EXERCISE DIRECTIONS> Output the full listing exactly.

PROVIDED INFORMATION>

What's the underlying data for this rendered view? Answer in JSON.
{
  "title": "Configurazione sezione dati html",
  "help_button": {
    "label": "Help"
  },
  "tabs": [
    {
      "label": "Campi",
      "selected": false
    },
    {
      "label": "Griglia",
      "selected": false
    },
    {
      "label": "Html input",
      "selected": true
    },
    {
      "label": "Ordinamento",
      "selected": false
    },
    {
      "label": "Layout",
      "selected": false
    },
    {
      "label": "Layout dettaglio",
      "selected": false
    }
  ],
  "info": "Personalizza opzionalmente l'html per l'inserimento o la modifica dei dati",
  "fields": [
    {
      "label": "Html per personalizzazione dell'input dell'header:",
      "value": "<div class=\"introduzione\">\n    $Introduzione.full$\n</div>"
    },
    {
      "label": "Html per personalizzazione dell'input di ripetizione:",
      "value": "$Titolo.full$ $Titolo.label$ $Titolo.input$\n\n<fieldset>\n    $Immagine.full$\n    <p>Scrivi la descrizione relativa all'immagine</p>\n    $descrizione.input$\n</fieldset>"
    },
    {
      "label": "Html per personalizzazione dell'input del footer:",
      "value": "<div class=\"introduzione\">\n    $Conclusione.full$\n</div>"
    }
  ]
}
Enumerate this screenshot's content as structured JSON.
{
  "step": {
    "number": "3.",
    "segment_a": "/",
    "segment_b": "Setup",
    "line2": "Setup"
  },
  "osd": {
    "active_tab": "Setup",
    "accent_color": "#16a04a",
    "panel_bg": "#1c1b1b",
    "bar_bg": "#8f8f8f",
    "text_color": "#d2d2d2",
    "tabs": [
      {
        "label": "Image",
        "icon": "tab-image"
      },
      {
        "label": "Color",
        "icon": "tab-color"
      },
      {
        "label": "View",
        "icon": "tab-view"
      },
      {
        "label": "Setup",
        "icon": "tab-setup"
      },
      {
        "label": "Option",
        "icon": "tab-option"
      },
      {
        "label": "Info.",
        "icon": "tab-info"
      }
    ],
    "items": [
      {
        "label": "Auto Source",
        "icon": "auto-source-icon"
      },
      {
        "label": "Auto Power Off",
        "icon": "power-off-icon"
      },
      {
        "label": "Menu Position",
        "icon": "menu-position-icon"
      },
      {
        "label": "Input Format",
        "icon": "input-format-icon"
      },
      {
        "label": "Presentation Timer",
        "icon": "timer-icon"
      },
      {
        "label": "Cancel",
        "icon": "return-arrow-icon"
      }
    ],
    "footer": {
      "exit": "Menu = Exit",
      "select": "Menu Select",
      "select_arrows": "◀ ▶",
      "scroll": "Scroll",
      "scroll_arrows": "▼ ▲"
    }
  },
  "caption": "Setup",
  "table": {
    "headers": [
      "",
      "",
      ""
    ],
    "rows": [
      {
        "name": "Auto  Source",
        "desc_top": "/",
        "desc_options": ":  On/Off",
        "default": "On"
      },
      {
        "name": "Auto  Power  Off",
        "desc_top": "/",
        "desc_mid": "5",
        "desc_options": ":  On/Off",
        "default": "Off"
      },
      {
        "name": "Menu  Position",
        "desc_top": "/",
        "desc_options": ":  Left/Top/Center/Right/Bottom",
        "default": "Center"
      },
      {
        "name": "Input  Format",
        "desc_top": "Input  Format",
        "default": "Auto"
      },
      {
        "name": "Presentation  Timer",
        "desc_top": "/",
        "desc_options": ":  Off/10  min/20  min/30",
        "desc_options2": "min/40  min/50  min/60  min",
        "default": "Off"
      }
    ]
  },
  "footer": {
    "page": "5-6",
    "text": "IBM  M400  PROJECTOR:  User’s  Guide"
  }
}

RESPONSE>
What's the underlying data for this rendered view? Answer in JSON.
{
  "title": "Configurazione sezione dati html",
  "help_button": {
    "label": "Help"
  },
  "tabs": [
    {
      "label": "Campi",
      "selected": false
    },
    {
      "label": "Griglia",
      "selected": false
    },
    {
      "label": "Html input",
      "selected": true
    },
    {
      "label": "Ordinamento",
      "selected": false
    },
    {
      "label": "Layout",
      "selected": false
    },
    {
      "label": "Layout dettaglio",
      "selected": false
    }
  ],
  "info": "Personalizza opzionalmente l'html per l'inserimento o la modifica dei dati",
  "fields": [
    {
      "label": "Html per personalizzazione dell'input dell'header:",
      "value": "<div class=\"introduzione\">\n    $Introduzione.full$\n</div>"
    },
    {
      "label": "Html per personalizzazione dell'input di ripetizione:",
      "value": "$Titolo.full$ $Titolo.label$ $Titolo.input$\n\n<fieldset>\n    $Immagine.full$\n    <p>Scrivi la descrizione relativa all'immagine</p>\n    $descrizione.input$\n</fieldset>"
    },
    {
      "label": "Html per personalizzazione dell'input del footer:",
      "value": "<div class=\"introduzione\">\n    $Conclusione.full$\n</div>"
    }
  ]
}
Enumerate this screenshot's content as structured JSON.
{
  "step": {
    "number": "3.",
    "segment_a": "/",
    "segment_b": "Setup",
    "line2": "Setup"
  },
  "osd": {
    "active_tab": "Setup",
    "accent_color": "#16a04a",
    "panel_bg": "#1c1b1b",
    "bar_bg": "#8f8f8f",
    "text_color": "#d2d2d2",
    "tabs": [
      {
        "label": "Image",
        "icon": "tab-image"
      },
      {
        "label": "Color",
        "icon": "tab-color"
      },
      {
        "label": "View",
        "icon": "tab-view"
      },
      {
        "label": "Setup",
        "icon": "tab-setup"
      },
      {
        "label": "Option",
        "icon": "tab-option"
      },
      {
        "label": "Info.",
        "icon": "tab-info"
      }
    ],
    "items": [
      {
        "label": "Auto Source",
        "icon": "auto-source-icon"
      },
      {
        "label": "Auto Power Off",
        "icon": "power-off-icon"
      },
      {
        "label": "Menu Position",
        "icon": "menu-position-icon"
      },
      {
        "label": "Input Format",
        "icon": "input-format-icon"
      },
      {
        "label": "Presentation Timer",
        "icon": "timer-icon"
      },
      {
        "label": "Cancel",
        "icon": "return-arrow-icon"
      }
    ],
    "footer": {
      "exit": "Menu = Exit",
      "select": "Menu Select",
      "select_arrows": "◀ ▶",
      "scroll": "Scroll",
      "scroll_arrows": "▼ ▲"
    }
  },
  "caption": "Setup",
  "table": {
    "headers": [
      "",
      "",
      ""
    ],
    "rows": [
      {
        "name": "Auto  Source",
        "desc_top": "/",
        "desc_options": ":  On/Off",
        "default": "On"
      },
      {
        "name": "Auto  Power  Off",
        "desc_top": "/",
        "desc_mid": "5",
        "desc_options": ":  On/Off",
        "default": "Off"
      },
      {
        "name": "Menu  Position",
        "desc_top": "/",
        "desc_options": ":  Left/Top/Center/Right/Bottom",
        "default": "Center"
      },
      {
        "name": "Input  Format",
        "desc_top": "Input  Format",
        "default": "Auto"
      },
      {
        "name": "Presentation  Timer",
        "desc_top": "/",
        "desc_options": ":  Off/10  min/20  min/30",
        "desc_options2": "min/40  min/50  min/60  min",
        "default": "Off"
      }
    ]
  },
  "footer": {
    "page": "5-6",
    "text": "IBM  M400  PROJECTOR:  User’s  Guide"
  }
}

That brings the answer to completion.